Review by MrSid
The Secret of Monkey Island is a graphic adventure game released and published by by Lucasarts in 1992. The main designer and creator was Lucasfilm employee Ron Gilbert. He was apparently bored of the adventure games that ended when you died. He wanted to create a game where it was impossible to die and the gameplay solely revolved around exploration. Released on various platforms, most notably on DOS and Amiga, it was the first point and click adventure that really made me aware of the genre and was a massive commercial success for Lucasarts. It used the now legendary SCUMM engine which was tweaked from previous releases to make the gameplay better and more user friendly.
You play a young aspiring pirate called Guybrush Threepwood. You arrive on Melee Island in the Caribbean and start on your quest to become a pirate. Whilst on this quest you fall in love with the governor of the island called Elaine Marley who is then abducted by ghost pirate bad guy Le Chuck. You must then scour the Caribbean in search of Le Chuck, defeat him and save the governor. Standing in your way though are an endless series and puzzles. Not dissimilar to the concept of the old dizzy games, you pick up objects and work out where to use them but on a much grander scale. You must talk to people, ask the correct questions to gain information to progress. Using the curser you must also examine all areas of the screen as even the smallest cluster of pixels may contain a clue.
The Secret of Monkey Island is memorable for it’s fantastic storyline and also the humour. The plot is full of tongue in cheek humour and slapstick moments. This really adds personality to Monkey Island and makes solving the puzzles fun. One of the first objects you pick up is a red herring fish which has no use but I can remember been a naive 11 year old trying to work out for ages how to use this red herring! Also a good example of the humour is when you must defeat fellow pirates in a sword fight by trading insults. You must learn all of the insult comebacks to defeat the pirates. One of my favourites is ‘I’m not going to take your insolence sitting down!’ followed by ‘Your hemorrhoids are flaring up again, eh?’. Great fun.
More recently, The Secret of Monkey Island has been released on iOS which was a fantastic updated version. It stayed faithful to the original but felt fresh and modern. This is a real testament to how well it has aged. The humour does not feel out dated and cheesy. The touch screen interface works perfectly for these type of games so this version is also well worth a look.

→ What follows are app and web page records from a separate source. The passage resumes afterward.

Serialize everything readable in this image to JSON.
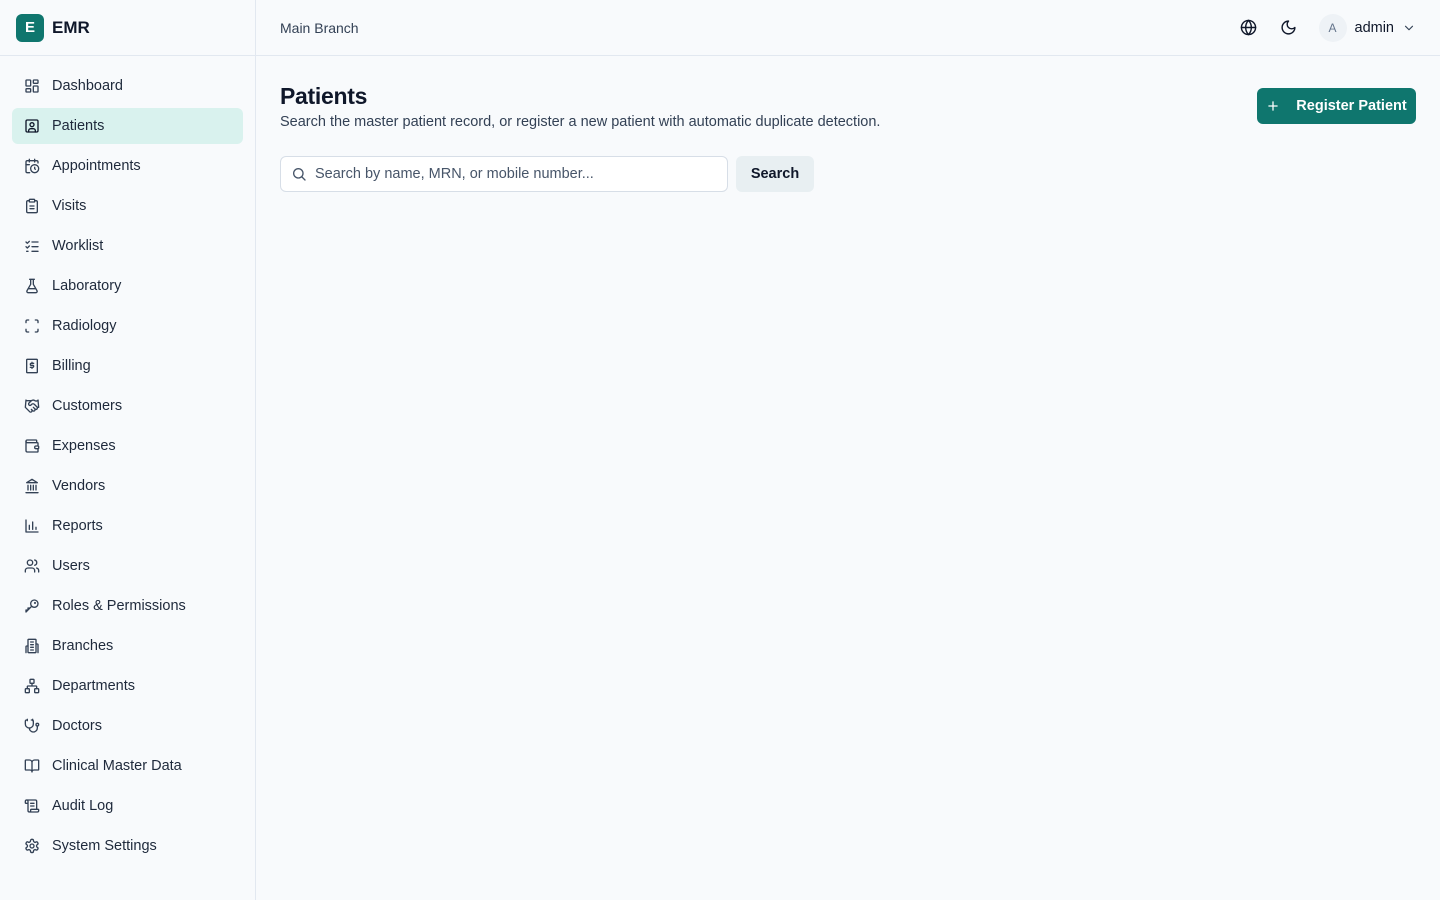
{
  "app": {
    "badge": "E",
    "name": "EMR"
  },
  "topbar": {
    "branch": "Main Branch",
    "user_initial": "A",
    "username": "admin"
  },
  "sidebar": {
    "items": [
      {
        "label": "Dashboard",
        "icon": "dashboard-icon",
        "active": false
      },
      {
        "label": "Patients",
        "icon": "patient-icon",
        "active": true
      },
      {
        "label": "Appointments",
        "icon": "calendar-clock-icon",
        "active": false
      },
      {
        "label": "Visits",
        "icon": "clipboard-icon",
        "active": false
      },
      {
        "label": "Worklist",
        "icon": "list-checks-icon",
        "active": false
      },
      {
        "label": "Laboratory",
        "icon": "flask-icon",
        "active": false
      },
      {
        "label": "Radiology",
        "icon": "scan-icon",
        "active": false
      },
      {
        "label": "Billing",
        "icon": "receipt-icon",
        "active": false
      },
      {
        "label": "Customers",
        "icon": "handshake-icon",
        "active": false
      },
      {
        "label": "Expenses",
        "icon": "wallet-icon",
        "active": false
      },
      {
        "label": "Vendors",
        "icon": "bank-icon",
        "active": false
      },
      {
        "label": "Reports",
        "icon": "bar-chart-icon",
        "active": false
      },
      {
        "label": "Users",
        "icon": "users-icon",
        "active": false
      },
      {
        "label": "Roles & Permissions",
        "icon": "key-icon",
        "active": false
      },
      {
        "label": "Branches",
        "icon": "building-icon",
        "active": false
      },
      {
        "label": "Departments",
        "icon": "network-icon",
        "active": false
      },
      {
        "label": "Doctors",
        "icon": "stethoscope-icon",
        "active": false
      },
      {
        "label": "Clinical Master Data",
        "icon": "book-icon",
        "active": false
      },
      {
        "label": "Audit Log",
        "icon": "scroll-icon",
        "active": false
      },
      {
        "label": "System Settings",
        "icon": "gear-icon",
        "active": false
      }
    ]
  },
  "main": {
    "title": "Patients",
    "subtitle": "Search the master patient record, or register a new patient with automatic duplicate detection.",
    "register_label": "Register Patient",
    "search_placeholder": "Search by name, MRN, or mobile number...",
    "search_value": "",
    "search_button": "Search"
  },
  "colors": {
    "accent": "#0f766e",
    "active_bg": "#d9f2ee",
    "background": "#f8fafc"
  }
}
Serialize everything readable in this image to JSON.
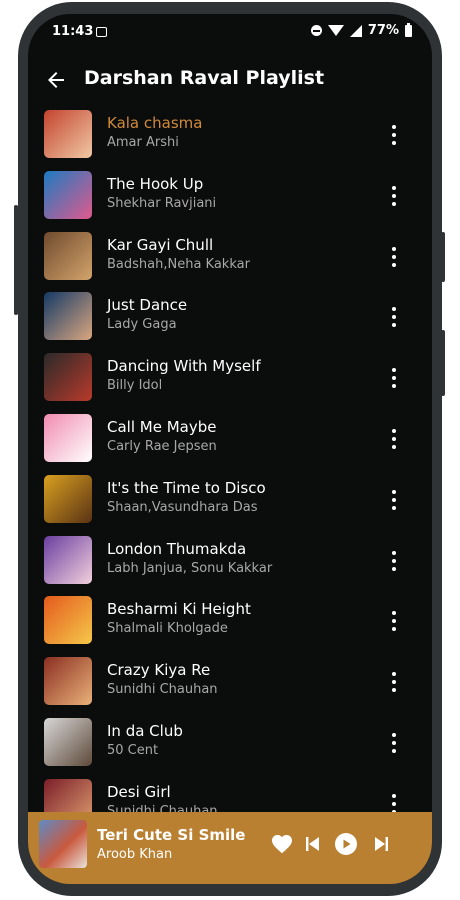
{
  "status_bar": {
    "time": "11:43",
    "battery": "77%"
  },
  "header": {
    "title": "Darshan Raval Playlist",
    "back_icon": "arrow-left-icon"
  },
  "songs": [
    {
      "title": "Kala chasma",
      "artist": "Amar Arshi",
      "active": true,
      "thumb_colors": [
        "#c3432f",
        "#f0c9a4"
      ]
    },
    {
      "title": "The Hook Up",
      "artist": "Shekhar Ravjiani",
      "active": false,
      "thumb_colors": [
        "#1c7bc2",
        "#e05a8d"
      ]
    },
    {
      "title": "Kar Gayi Chull",
      "artist": "Badshah,Neha Kakkar",
      "active": false,
      "thumb_colors": [
        "#6f4a2e",
        "#d3a46b"
      ]
    },
    {
      "title": "Just Dance",
      "artist": "Lady Gaga",
      "active": false,
      "thumb_colors": [
        "#153a66",
        "#d9a680"
      ]
    },
    {
      "title": "Dancing With Myself",
      "artist": "Billy Idol",
      "active": false,
      "thumb_colors": [
        "#2a2a2a",
        "#b93a2b"
      ]
    },
    {
      "title": "Call Me Maybe",
      "artist": "Carly Rae Jepsen",
      "active": false,
      "thumb_colors": [
        "#f08bb0",
        "#ffffff"
      ]
    },
    {
      "title": "It's the Time to Disco",
      "artist": "Shaan,Vasundhara Das",
      "active": false,
      "thumb_colors": [
        "#d9a020",
        "#5a3314"
      ]
    },
    {
      "title": "London Thumakda",
      "artist": "Labh Janjua, Sonu Kakkar",
      "active": false,
      "thumb_colors": [
        "#6a3fa0",
        "#f3d0dd"
      ]
    },
    {
      "title": "Besharmi Ki Height",
      "artist": "Shalmali Kholgade",
      "active": false,
      "thumb_colors": [
        "#e35a1d",
        "#f6c84a"
      ]
    },
    {
      "title": "Crazy Kiya Re",
      "artist": "Sunidhi Chauhan",
      "active": false,
      "thumb_colors": [
        "#8b2f22",
        "#e9b178"
      ]
    },
    {
      "title": "In da Club",
      "artist": "50 Cent",
      "active": false,
      "thumb_colors": [
        "#d8d8d8",
        "#5e4a3a"
      ]
    },
    {
      "title": "Desi Girl",
      "artist": "Sunidhi Chauhan",
      "active": false,
      "thumb_colors": [
        "#7b1e2a",
        "#e0a070"
      ]
    }
  ],
  "now_playing": {
    "title": "Teri Cute Si Smile",
    "artist": "Aroob Khan"
  },
  "colors": {
    "background": "#0b0c0c",
    "accent": "#d08a3a",
    "player_bar": "#b98032"
  }
}
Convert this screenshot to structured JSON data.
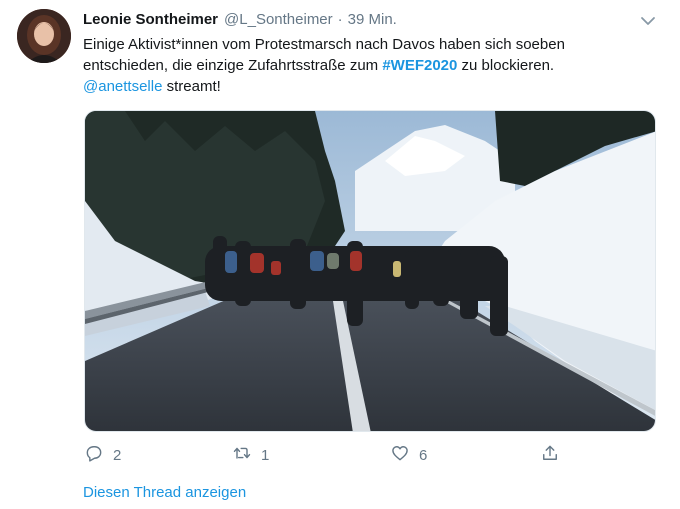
{
  "tweet": {
    "author_name": "Leonie Sontheimer",
    "author_handle": "@L_Sontheimer",
    "separator": "·",
    "timestamp": "39 Min.",
    "text_part1": "Einige Aktivist*innen vom Protestmarsch nach Davos haben sich soeben entschieden, die einzige Zufahrtsstraße zum ",
    "hashtag": "#WEF2020",
    "text_part2": " zu blockieren.",
    "mention": "@anettselle",
    "text_part3": " streamt!",
    "media": {
      "description_icon": "photo-road-blockade",
      "sky_color": "#cfe0ee",
      "snow_color": "#eef3f8",
      "road_color": "#3b4048"
    },
    "actions": {
      "reply_icon": "reply-icon",
      "reply_count": "2",
      "retweet_icon": "retweet-icon",
      "retweet_count": "1",
      "like_icon": "heart-icon",
      "like_count": "6",
      "share_icon": "share-icon"
    },
    "show_thread_label": "Diesen Thread anzeigen"
  },
  "colors": {
    "link": "#1b95e0",
    "muted": "#657786",
    "text": "#14171a"
  }
}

As with games this large back in the day, The Secret of Monkey Island was spread over 4 floppy discs which meant that a certain amount of disc swapping was a necessity. Instead of using a mouse I can remember using a trackball alot at this soty of time which made controlling the cursor and examining around the screen really easy.
Back in the day when I first got Monkey Island on my Amiga I think I must have lost hours, weeks and even months to playing it. The storyline ingrosses you it’s hard to put down. Some parts later in the game had me stuck for ages and took a long time to work out what to do. Sadly no google back then.
Lovely detailed graphics full of charm. To me it really felt like a story book. The graphics were colourful and really well drawn. The background are full of intrigue and look really interesting. As you progress the graphics change through lots of different styles which adds real variety.
Simply stunning soundtrack. I use the word ‘soundtrack’ because it feels like a film score. The music adds real atmosphere and drama. I think I’m right in saying that certain PC versions had speech throughout in the talking sections (I may be wrong there). To be honest, in the realms of possibilities on the Amiga, the sound is probably pretty simplistic but it complements the gameplay without interfering with it.
As ive said above, you control a cross hair with the mouse which you can use to make Guybrush perform certain actions. At the bottom of the screen is your inventory and the actions. These actions include talk, walk to, pull, push, open, close and look at. You must use these actions with objects or people around the screen. Playability wise it’s a dream to control. The whole point and click SCUMM engine is really simple to get into. As with these sort of games there is a lot of walking around involved. Going back and forth through the different screens, backtracking on yourself and constantly going back over trodden ground just to check you haven’t missed anything can get pretty tedious as it can take a lot of time exploring.
The Secret of Monkey Island has stood the test of time. The recent iOS version hasn’t lost any of its charm. If anything I prefer playing it with a touch screen as its really intuitive. I had even forgotten a lot of the puzzles so it felt like a real challenge again. Monkey Island spawned a whole series of clones that emulated this formula.
Groundbreaking game that goes down in history as a real classic. Teenagers and adults from that generation will have fond memories of trying to solve the puzzles and defeating Le Chuck. Guybrush Threepwood has become a bit of an icon in adventure gaming world which just goes to show how immensely important this game was. It will keep you hooked right from the start. At times you will want to throw your mouse out of the window but the sense of achievement you get when you finally crack a puzzle is worth it.
I would find it hard to believe if you had never played this game but if you are in this minority, I urge you to give it a go. Also, the sequel: Monkey Island 2 is even bigger and better than this one and well worth a download also from the Apple Store or via emulation.